From the records that follow, copy every line that contains the word "this".
**** WORKING DATA
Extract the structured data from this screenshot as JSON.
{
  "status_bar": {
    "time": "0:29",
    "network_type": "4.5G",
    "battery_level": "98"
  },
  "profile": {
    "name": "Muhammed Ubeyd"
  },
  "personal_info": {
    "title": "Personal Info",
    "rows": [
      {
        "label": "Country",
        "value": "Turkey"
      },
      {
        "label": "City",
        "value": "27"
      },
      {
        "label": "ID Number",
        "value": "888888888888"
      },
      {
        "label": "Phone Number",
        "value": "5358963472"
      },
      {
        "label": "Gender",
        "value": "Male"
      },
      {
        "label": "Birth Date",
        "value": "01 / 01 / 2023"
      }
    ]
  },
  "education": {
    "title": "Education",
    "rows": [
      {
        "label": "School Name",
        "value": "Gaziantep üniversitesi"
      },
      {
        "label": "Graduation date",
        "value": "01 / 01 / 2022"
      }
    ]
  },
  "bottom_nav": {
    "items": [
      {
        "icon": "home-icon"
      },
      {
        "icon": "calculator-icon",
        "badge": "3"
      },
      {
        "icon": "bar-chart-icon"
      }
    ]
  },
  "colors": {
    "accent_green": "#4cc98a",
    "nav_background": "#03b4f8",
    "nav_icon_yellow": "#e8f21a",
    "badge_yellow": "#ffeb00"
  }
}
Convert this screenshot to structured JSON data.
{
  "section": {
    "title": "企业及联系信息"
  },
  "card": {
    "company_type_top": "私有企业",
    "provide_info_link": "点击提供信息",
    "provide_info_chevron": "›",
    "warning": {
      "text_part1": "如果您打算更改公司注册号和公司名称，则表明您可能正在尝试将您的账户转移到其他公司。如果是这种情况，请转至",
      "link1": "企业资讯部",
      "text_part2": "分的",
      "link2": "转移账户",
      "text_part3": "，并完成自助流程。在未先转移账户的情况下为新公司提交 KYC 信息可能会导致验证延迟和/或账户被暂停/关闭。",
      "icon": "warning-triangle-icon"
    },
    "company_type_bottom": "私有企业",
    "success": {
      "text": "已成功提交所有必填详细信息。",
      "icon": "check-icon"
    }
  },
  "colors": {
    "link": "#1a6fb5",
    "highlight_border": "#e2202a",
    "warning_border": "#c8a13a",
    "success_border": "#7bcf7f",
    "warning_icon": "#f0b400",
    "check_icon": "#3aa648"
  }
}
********
- **TASK OUTPUT**:
Extract the structured data from this screenshot as JSON.
Convert this screenshot to structured JSON data.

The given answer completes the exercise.